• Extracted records
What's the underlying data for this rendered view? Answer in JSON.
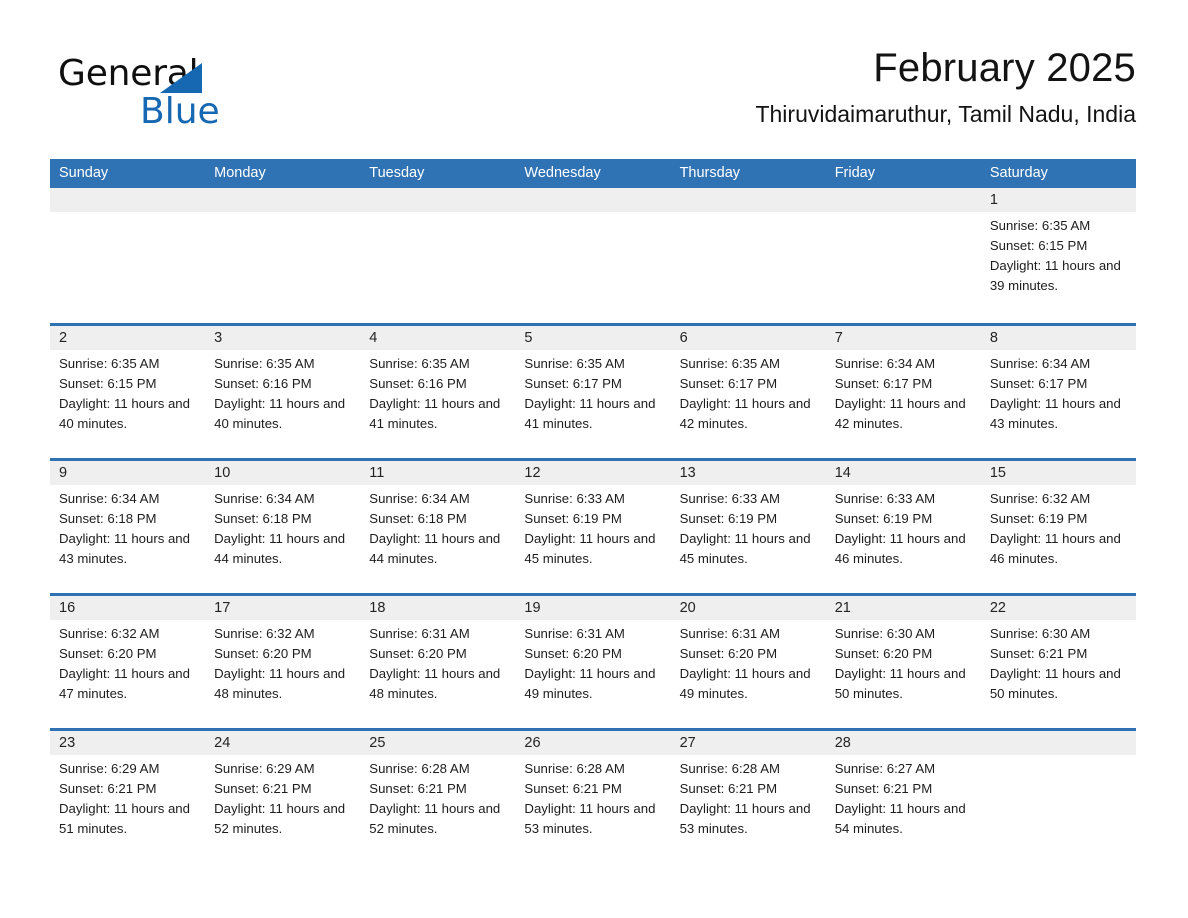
{
  "brand": {
    "word_one": "General",
    "word_two": "Blue",
    "triangle_icon": "triangle-logo-icon",
    "accent_color": "#1668b3"
  },
  "header": {
    "month_title": "February 2025",
    "location": "Thiruvidaimaruthur, Tamil Nadu, India"
  },
  "colors": {
    "header_blue": "#3073b4",
    "row_divider_blue": "#2f72b3",
    "daynum_band": "#efefef",
    "text": "#1d1d1d"
  },
  "calendar": {
    "weekday_headers": [
      "Sunday",
      "Monday",
      "Tuesday",
      "Wednesday",
      "Thursday",
      "Friday",
      "Saturday"
    ],
    "weeks": [
      [
        {
          "day": "",
          "sunrise": "",
          "sunset": "",
          "daylight": ""
        },
        {
          "day": "",
          "sunrise": "",
          "sunset": "",
          "daylight": ""
        },
        {
          "day": "",
          "sunrise": "",
          "sunset": "",
          "daylight": ""
        },
        {
          "day": "",
          "sunrise": "",
          "sunset": "",
          "daylight": ""
        },
        {
          "day": "",
          "sunrise": "",
          "sunset": "",
          "daylight": ""
        },
        {
          "day": "",
          "sunrise": "",
          "sunset": "",
          "daylight": ""
        },
        {
          "day": "1",
          "sunrise": "Sunrise: 6:35 AM",
          "sunset": "Sunset: 6:15 PM",
          "daylight": "Daylight: 11 hours and 39 minutes."
        }
      ],
      [
        {
          "day": "2",
          "sunrise": "Sunrise: 6:35 AM",
          "sunset": "Sunset: 6:15 PM",
          "daylight": "Daylight: 11 hours and 40 minutes."
        },
        {
          "day": "3",
          "sunrise": "Sunrise: 6:35 AM",
          "sunset": "Sunset: 6:16 PM",
          "daylight": "Daylight: 11 hours and 40 minutes."
        },
        {
          "day": "4",
          "sunrise": "Sunrise: 6:35 AM",
          "sunset": "Sunset: 6:16 PM",
          "daylight": "Daylight: 11 hours and 41 minutes."
        },
        {
          "day": "5",
          "sunrise": "Sunrise: 6:35 AM",
          "sunset": "Sunset: 6:17 PM",
          "daylight": "Daylight: 11 hours and 41 minutes."
        },
        {
          "day": "6",
          "sunrise": "Sunrise: 6:35 AM",
          "sunset": "Sunset: 6:17 PM",
          "daylight": "Daylight: 11 hours and 42 minutes."
        },
        {
          "day": "7",
          "sunrise": "Sunrise: 6:34 AM",
          "sunset": "Sunset: 6:17 PM",
          "daylight": "Daylight: 11 hours and 42 minutes."
        },
        {
          "day": "8",
          "sunrise": "Sunrise: 6:34 AM",
          "sunset": "Sunset: 6:17 PM",
          "daylight": "Daylight: 11 hours and 43 minutes."
        }
      ],
      [
        {
          "day": "9",
          "sunrise": "Sunrise: 6:34 AM",
          "sunset": "Sunset: 6:18 PM",
          "daylight": "Daylight: 11 hours and 43 minutes."
        },
        {
          "day": "10",
          "sunrise": "Sunrise: 6:34 AM",
          "sunset": "Sunset: 6:18 PM",
          "daylight": "Daylight: 11 hours and 44 minutes."
        },
        {
          "day": "11",
          "sunrise": "Sunrise: 6:34 AM",
          "sunset": "Sunset: 6:18 PM",
          "daylight": "Daylight: 11 hours and 44 minutes."
        },
        {
          "day": "12",
          "sunrise": "Sunrise: 6:33 AM",
          "sunset": "Sunset: 6:19 PM",
          "daylight": "Daylight: 11 hours and 45 minutes."
        },
        {
          "day": "13",
          "sunrise": "Sunrise: 6:33 AM",
          "sunset": "Sunset: 6:19 PM",
          "daylight": "Daylight: 11 hours and 45 minutes."
        },
        {
          "day": "14",
          "sunrise": "Sunrise: 6:33 AM",
          "sunset": "Sunset: 6:19 PM",
          "daylight": "Daylight: 11 hours and 46 minutes."
        },
        {
          "day": "15",
          "sunrise": "Sunrise: 6:32 AM",
          "sunset": "Sunset: 6:19 PM",
          "daylight": "Daylight: 11 hours and 46 minutes."
        }
      ],
      [
        {
          "day": "16",
          "sunrise": "Sunrise: 6:32 AM",
          "sunset": "Sunset: 6:20 PM",
          "daylight": "Daylight: 11 hours and 47 minutes."
        },
        {
          "day": "17",
          "sunrise": "Sunrise: 6:32 AM",
          "sunset": "Sunset: 6:20 PM",
          "daylight": "Daylight: 11 hours and 48 minutes."
        },
        {
          "day": "18",
          "sunrise": "Sunrise: 6:31 AM",
          "sunset": "Sunset: 6:20 PM",
          "daylight": "Daylight: 11 hours and 48 minutes."
        },
        {
          "day": "19",
          "sunrise": "Sunrise: 6:31 AM",
          "sunset": "Sunset: 6:20 PM",
          "daylight": "Daylight: 11 hours and 49 minutes."
        },
        {
          "day": "20",
          "sunrise": "Sunrise: 6:31 AM",
          "sunset": "Sunset: 6:20 PM",
          "daylight": "Daylight: 11 hours and 49 minutes."
        },
        {
          "day": "21",
          "sunrise": "Sunrise: 6:30 AM",
          "sunset": "Sunset: 6:20 PM",
          "daylight": "Daylight: 11 hours and 50 minutes."
        },
        {
          "day": "22",
          "sunrise": "Sunrise: 6:30 AM",
          "sunset": "Sunset: 6:21 PM",
          "daylight": "Daylight: 11 hours and 50 minutes."
        }
      ],
      [
        {
          "day": "23",
          "sunrise": "Sunrise: 6:29 AM",
          "sunset": "Sunset: 6:21 PM",
          "daylight": "Daylight: 11 hours and 51 minutes."
        },
        {
          "day": "24",
          "sunrise": "Sunrise: 6:29 AM",
          "sunset": "Sunset: 6:21 PM",
          "daylight": "Daylight: 11 hours and 52 minutes."
        },
        {
          "day": "25",
          "sunrise": "Sunrise: 6:28 AM",
          "sunset": "Sunset: 6:21 PM",
          "daylight": "Daylight: 11 hours and 52 minutes."
        },
        {
          "day": "26",
          "sunrise": "Sunrise: 6:28 AM",
          "sunset": "Sunset: 6:21 PM",
          "daylight": "Daylight: 11 hours and 53 minutes."
        },
        {
          "day": "27",
          "sunrise": "Sunrise: 6:28 AM",
          "sunset": "Sunset: 6:21 PM",
          "daylight": "Daylight: 11 hours and 53 minutes."
        },
        {
          "day": "28",
          "sunrise": "Sunrise: 6:27 AM",
          "sunset": "Sunset: 6:21 PM",
          "daylight": "Daylight: 11 hours and 54 minutes."
        },
        {
          "day": "",
          "sunrise": "",
          "sunset": "",
          "daylight": ""
        }
      ]
    ]
  }
}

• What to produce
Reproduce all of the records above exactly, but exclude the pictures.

• Answer box
What's the underlying data for this rendered view? Answer in JSON.
{
  "brand": {
    "word_one": "General",
    "word_two": "Blue",
    "triangle_icon": "triangle-logo-icon",
    "accent_color": "#1668b3"
  },
  "header": {
    "month_title": "February 2025",
    "location": "Thiruvidaimaruthur, Tamil Nadu, India"
  },
  "colors": {
    "header_blue": "#3073b4",
    "row_divider_blue": "#2f72b3",
    "daynum_band": "#efefef",
    "text": "#1d1d1d"
  },
  "calendar": {
    "weekday_headers": [
      "Sunday",
      "Monday",
      "Tuesday",
      "Wednesday",
      "Thursday",
      "Friday",
      "Saturday"
    ],
    "weeks": [
      [
        {
          "day": "",
          "sunrise": "",
          "sunset": "",
          "daylight": ""
        },
        {
          "day": "",
          "sunrise": "",
          "sunset": "",
          "daylight": ""
        },
        {
          "day": "",
          "sunrise": "",
          "sunset": "",
          "daylight": ""
        },
        {
          "day": "",
          "sunrise": "",
          "sunset": "",
          "daylight": ""
        },
        {
          "day": "",
          "sunrise": "",
          "sunset": "",
          "daylight": ""
        },
        {
          "day": "",
          "sunrise": "",
          "sunset": "",
          "daylight": ""
        },
        {
          "day": "1",
          "sunrise": "Sunrise: 6:35 AM",
          "sunset": "Sunset: 6:15 PM",
          "daylight": "Daylight: 11 hours and 39 minutes."
        }
      ],
      [
        {
          "day": "2",
          "sunrise": "Sunrise: 6:35 AM",
          "sunset": "Sunset: 6:15 PM",
          "daylight": "Daylight: 11 hours and 40 minutes."
        },
        {
          "day": "3",
          "sunrise": "Sunrise: 6:35 AM",
          "sunset": "Sunset: 6:16 PM",
          "daylight": "Daylight: 11 hours and 40 minutes."
        },
        {
          "day": "4",
          "sunrise": "Sunrise: 6:35 AM",
          "sunset": "Sunset: 6:16 PM",
          "daylight": "Daylight: 11 hours and 41 minutes."
        },
        {
          "day": "5",
          "sunrise": "Sunrise: 6:35 AM",
          "sunset": "Sunset: 6:17 PM",
          "daylight": "Daylight: 11 hours and 41 minutes."
        },
        {
          "day": "6",
          "sunrise": "Sunrise: 6:35 AM",
          "sunset": "Sunset: 6:17 PM",
          "daylight": "Daylight: 11 hours and 42 minutes."
        },
        {
          "day": "7",
          "sunrise": "Sunrise: 6:34 AM",
          "sunset": "Sunset: 6:17 PM",
          "daylight": "Daylight: 11 hours and 42 minutes."
        },
        {
          "day": "8",
          "sunrise": "Sunrise: 6:34 AM",
          "sunset": "Sunset: 6:17 PM",
          "daylight": "Daylight: 11 hours and 43 minutes."
        }
      ],
      [
        {
          "day": "9",
          "sunrise": "Sunrise: 6:34 AM",
          "sunset": "Sunset: 6:18 PM",
          "daylight": "Daylight: 11 hours and 43 minutes."
        },
        {
          "day": "10",
          "sunrise": "Sunrise: 6:34 AM",
          "sunset": "Sunset: 6:18 PM",
          "daylight": "Daylight: 11 hours and 44 minutes."
        },
        {
          "day": "11",
          "sunrise": "Sunrise: 6:34 AM",
          "sunset": "Sunset: 6:18 PM",
          "daylight": "Daylight: 11 hours and 44 minutes."
        },
        {
          "day": "12",
          "sunrise": "Sunrise: 6:33 AM",
          "sunset": "Sunset: 6:19 PM",
          "daylight": "Daylight: 11 hours and 45 minutes."
        },
        {
          "day": "13",
          "sunrise": "Sunrise: 6:33 AM",
          "sunset": "Sunset: 6:19 PM",
          "daylight": "Daylight: 11 hours and 45 minutes."
        },
        {
          "day": "14",
          "sunrise": "Sunrise: 6:33 AM",
          "sunset": "Sunset: 6:19 PM",
          "daylight": "Daylight: 11 hours and 46 minutes."
        },
        {
          "day": "15",
          "sunrise": "Sunrise: 6:32 AM",
          "sunset": "Sunset: 6:19 PM",
          "daylight": "Daylight: 11 hours and 46 minutes."
        }
      ],
      [
        {
          "day": "16",
          "sunrise": "Sunrise: 6:32 AM",
          "sunset": "Sunset: 6:20 PM",
          "daylight": "Daylight: 11 hours and 47 minutes."
        },
        {
          "day": "17",
          "sunrise": "Sunrise: 6:32 AM",
          "sunset": "Sunset: 6:20 PM",
          "daylight": "Daylight: 11 hours and 48 minutes."
        },
        {
          "day": "18",
          "sunrise": "Sunrise: 6:31 AM",
          "sunset": "Sunset: 6:20 PM",
          "daylight": "Daylight: 11 hours and 48 minutes."
        },
        {
          "day": "19",
          "sunrise": "Sunrise: 6:31 AM",
          "sunset": "Sunset: 6:20 PM",
          "daylight": "Daylight: 11 hours and 49 minutes."
        },
        {
          "day": "20",
          "sunrise": "Sunrise: 6:31 AM",
          "sunset": "Sunset: 6:20 PM",
          "daylight": "Daylight: 11 hours and 49 minutes."
        },
        {
          "day": "21",
          "sunrise": "Sunrise: 6:30 AM",
          "sunset": "Sunset: 6:20 PM",
          "daylight": "Daylight: 11 hours and 50 minutes."
        },
        {
          "day": "22",
          "sunrise": "Sunrise: 6:30 AM",
          "sunset": "Sunset: 6:21 PM",
          "daylight": "Daylight: 11 hours and 50 minutes."
        }
      ],
      [
        {
          "day": "23",
          "sunrise": "Sunrise: 6:29 AM",
          "sunset": "Sunset: 6:21 PM",
          "daylight": "Daylight: 11 hours and 51 minutes."
        },
        {
          "day": "24",
          "sunrise": "Sunrise: 6:29 AM",
          "sunset": "Sunset: 6:21 PM",
          "daylight": "Daylight: 11 hours and 52 minutes."
        },
        {
          "day": "25",
          "sunrise": "Sunrise: 6:28 AM",
          "sunset": "Sunset: 6:21 PM",
          "daylight": "Daylight: 11 hours and 52 minutes."
        },
        {
          "day": "26",
          "sunrise": "Sunrise: 6:28 AM",
          "sunset": "Sunset: 6:21 PM",
          "daylight": "Daylight: 11 hours and 53 minutes."
        },
        {
          "day": "27",
          "sunrise": "Sunrise: 6:28 AM",
          "sunset": "Sunset: 6:21 PM",
          "daylight": "Daylight: 11 hours and 53 minutes."
        },
        {
          "day": "28",
          "sunrise": "Sunrise: 6:27 AM",
          "sunset": "Sunset: 6:21 PM",
          "daylight": "Daylight: 11 hours and 54 minutes."
        },
        {
          "day": "",
          "sunrise": "",
          "sunset": "",
          "daylight": ""
        }
      ]
    ]
  }
}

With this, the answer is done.